Arthur: So basically there’s going to be a lot of variety of gamers playing Dishonored; the video diaries obviously demonstrate the game can be approached in a variety of ways.
Do you think that most gamers will find this sense of choice coming naturally to them or will they be confused by the fact that they aren’t actually being shuffled along in a corridor and told exactly what to do?
Julien: Yeah that’s a good point actually we ah…we kind of came up with this problem when we play-tested the game a few months ago: players were not expecting to be able to do 10 different things in the same area because there was just one path on the street and they didn’t think of looking at the rooftop.
So what we tried to do was at the beginning of the game show the different options and teach the player about these options initially and then let them try to explore and experiment with things.
We didn’t want to fall in the pitfall where we’re just drawing the player by the nose because then that defeats the point of letting them find their own way, so yeah just trying to strike a nice balance between teaching the player what they can do and then letting them actually do things.
Arthur: A lot of games lately have you playing, you know, some kind of an assassin, why do you feel that assassins generally make a good game protagonist? And the inclusion of fulfilling missions without killing enemies seems to be incredibly refreshing and surprising since many games that have you play an assassin are usually either capture this person or kill this person.
What do you think makes an assassin such a good protagonist for a game like this?
Julien: Well the reason that we went with an assassin; we were trying to come up with a type of gameplay to let the player play his own way.
I would say the archetype of the assassin has this kind of idea that I can just sneak around and not be detected at all or just kill everybody because he’s an assassin.
So it was kind of good for that and also, as you said, because the fact a player who does not want to kill anybody could still play the game and play around this constraint.
So it’s like the first game where you play an assassin and don’t actually kill anybody, haha.
Arthur: And in terms of the Victorian Steampunk look, it’s very distinct and atmospheric.
Why do you think there aren’t many games that have a heavier emphasis on combining a mix of realistic historic architecture as well as created environments?
Julien: Well I think there are challenges for that, like there is a lot of work, time and preparation to find a world and know what it’ll look like, so it’s probably something not everybody would like to tackle because it takes a lot of time to work on that, and also again the fact that it’s kind of different.
I’m not sure people are going to like it because it IS different so it’s probably safest to stick to what you know.
What we wanted to achieve on our end was to create both something that was unique and that you could recognise for the first time, so when you see a screenshot from Dishonored you know it’s Dishonored and it’s not from some random game.

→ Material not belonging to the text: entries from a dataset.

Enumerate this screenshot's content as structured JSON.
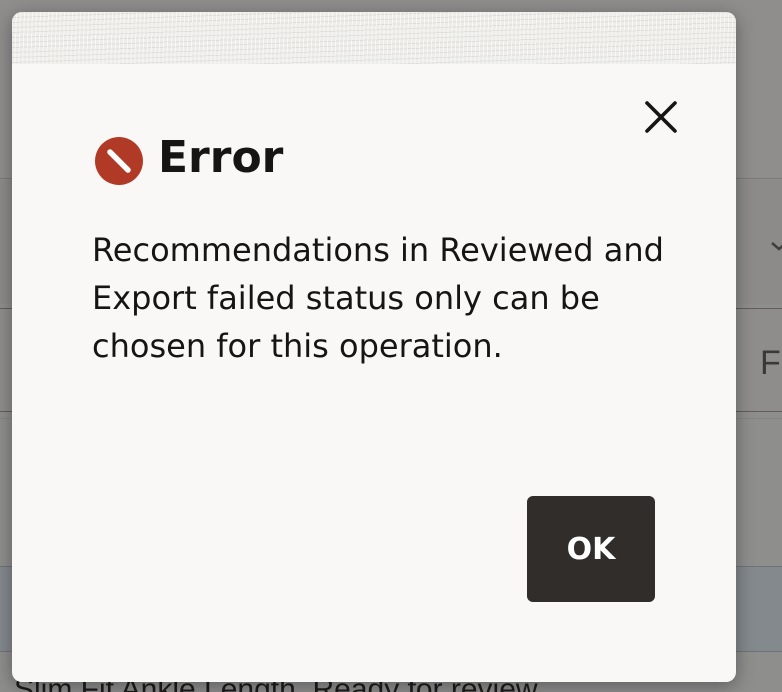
{
  "background": {
    "field_partial_text": "F",
    "row_partial_text": "Slim Fit Ankle Length, Ready for review"
  },
  "dialog": {
    "icon": "error-circle-icon",
    "title": "Error",
    "message": "Recommendations in Reviewed and Export failed status only can be chosen for this operation.",
    "ok_label": "OK",
    "close_icon": "close-icon"
  },
  "colors": {
    "error_icon": "#b13a27",
    "ok_button_bg": "#312d2a",
    "dialog_bg": "#f9f8f6",
    "text": "#161513"
  }
}
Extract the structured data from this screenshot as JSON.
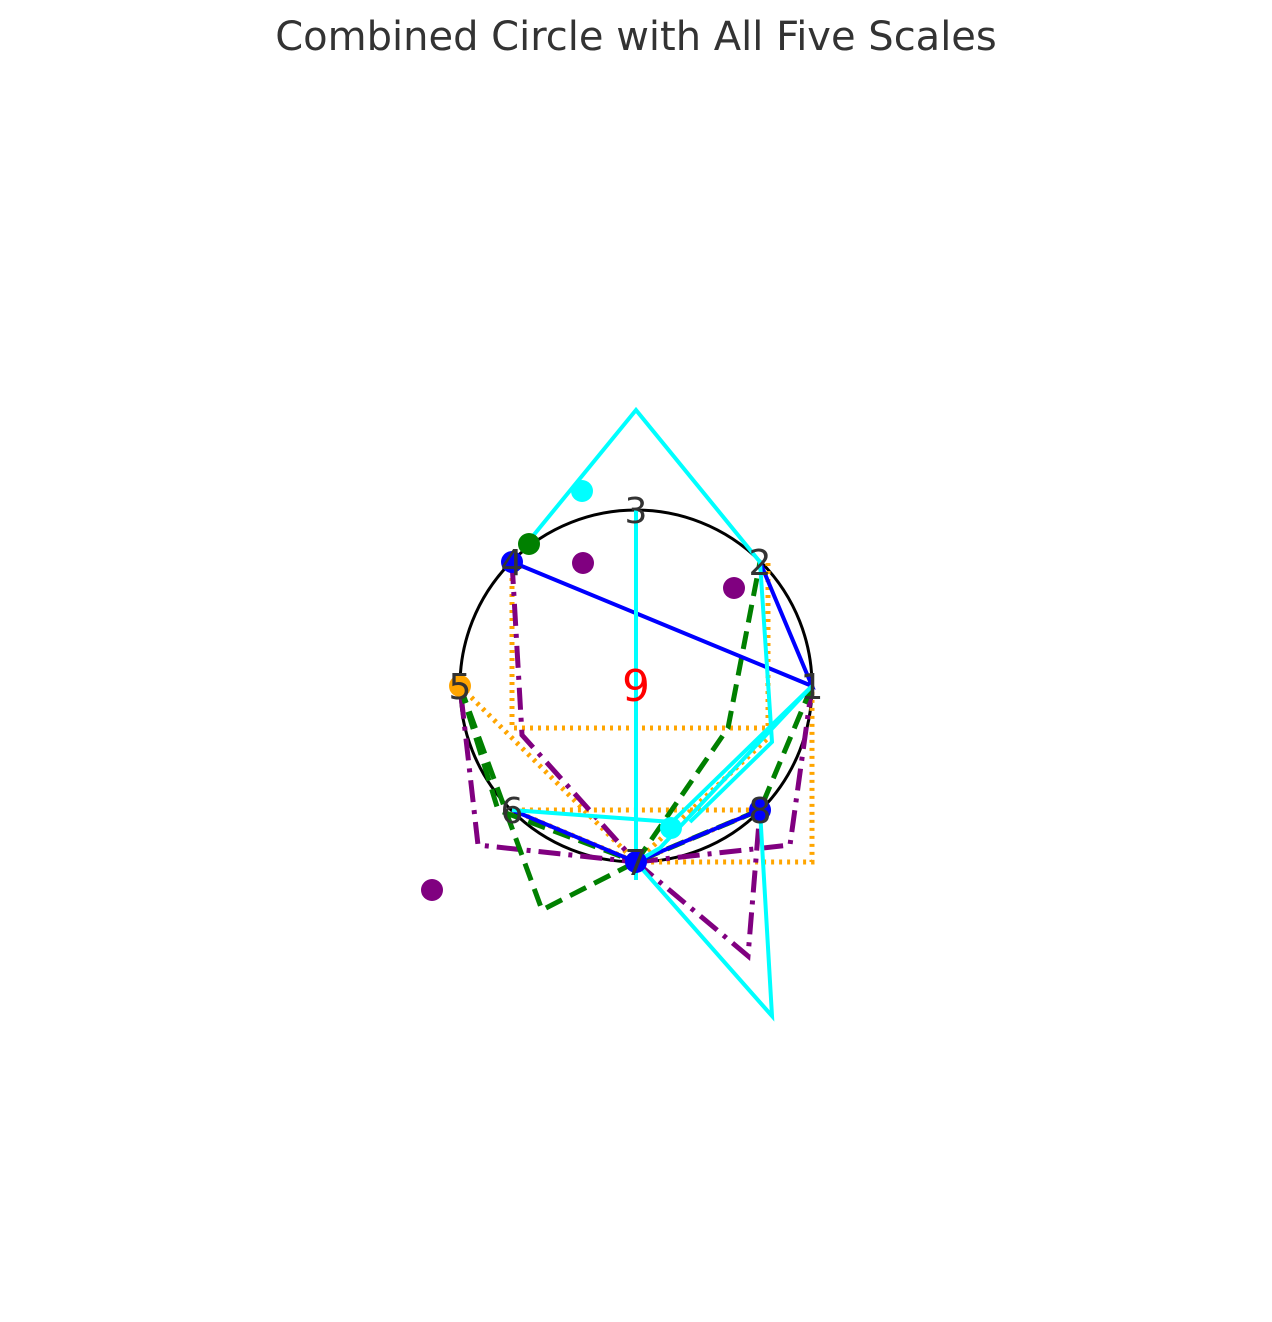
{
  "title": "Combined Circle with All Five Scales",
  "center_label": "9",
  "colors": {
    "circle": "#000000",
    "center_label": "#ff0000",
    "scale_1": "#0000ff",
    "scale_2": "#008000",
    "scale_3": "#ffa500",
    "scale_4": "#800080",
    "scale_5": "#00ffff"
  },
  "nodes": [
    {
      "label": "1"
    },
    {
      "label": "2"
    },
    {
      "label": "3"
    },
    {
      "label": "4"
    },
    {
      "label": "5"
    },
    {
      "label": "6"
    },
    {
      "label": "7"
    },
    {
      "label": "8"
    }
  ],
  "scales": [
    {
      "color": "#0000ff",
      "line_style": "solid"
    },
    {
      "color": "#008000",
      "line_style": "dashed"
    },
    {
      "color": "#ffa500",
      "line_style": "dotted"
    },
    {
      "color": "#800080",
      "line_style": "dash-dot"
    },
    {
      "color": "#00ffff",
      "line_style": "solid"
    }
  ]
}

It was about bringing something fresh and something new that the player could and would want to explore and discover because it’s unique.
Be sure to check out part 2 of OXCGN’s interview with Julien Roby soon.
- An Honorable Interview with Dishonored’s Julien Roby, Part 2: HERE
- Dishonored: most underestimated game of the year, HERE
- What Dishonored has on Assassin’s Creed, HERE
- A Delightfully Different Outing, HERE
- QuakeCon 2012: Harvey Smith Dishonored Interview, HERE
- Dishonored’s Game World: Soup of Ideas or Creative Genius, HERE
©2012 Arthur Kotsopoulos
Filed under: Console gaming, Game Impressions, Game Industry News, Industry News, Interviews, New Game Information, New PS3 Games, New Xbox 360 Games, Oxcgn Special feature, PC News, PC Previews, PS3 Game Previews, Xbox 360, Xbox 360 3rd Party Games, Xbox 360 Game Previews, Xbox 360 News Tagged: | Arkane Studio, Bethesda, Dishonored, Executive producer, Julien Roby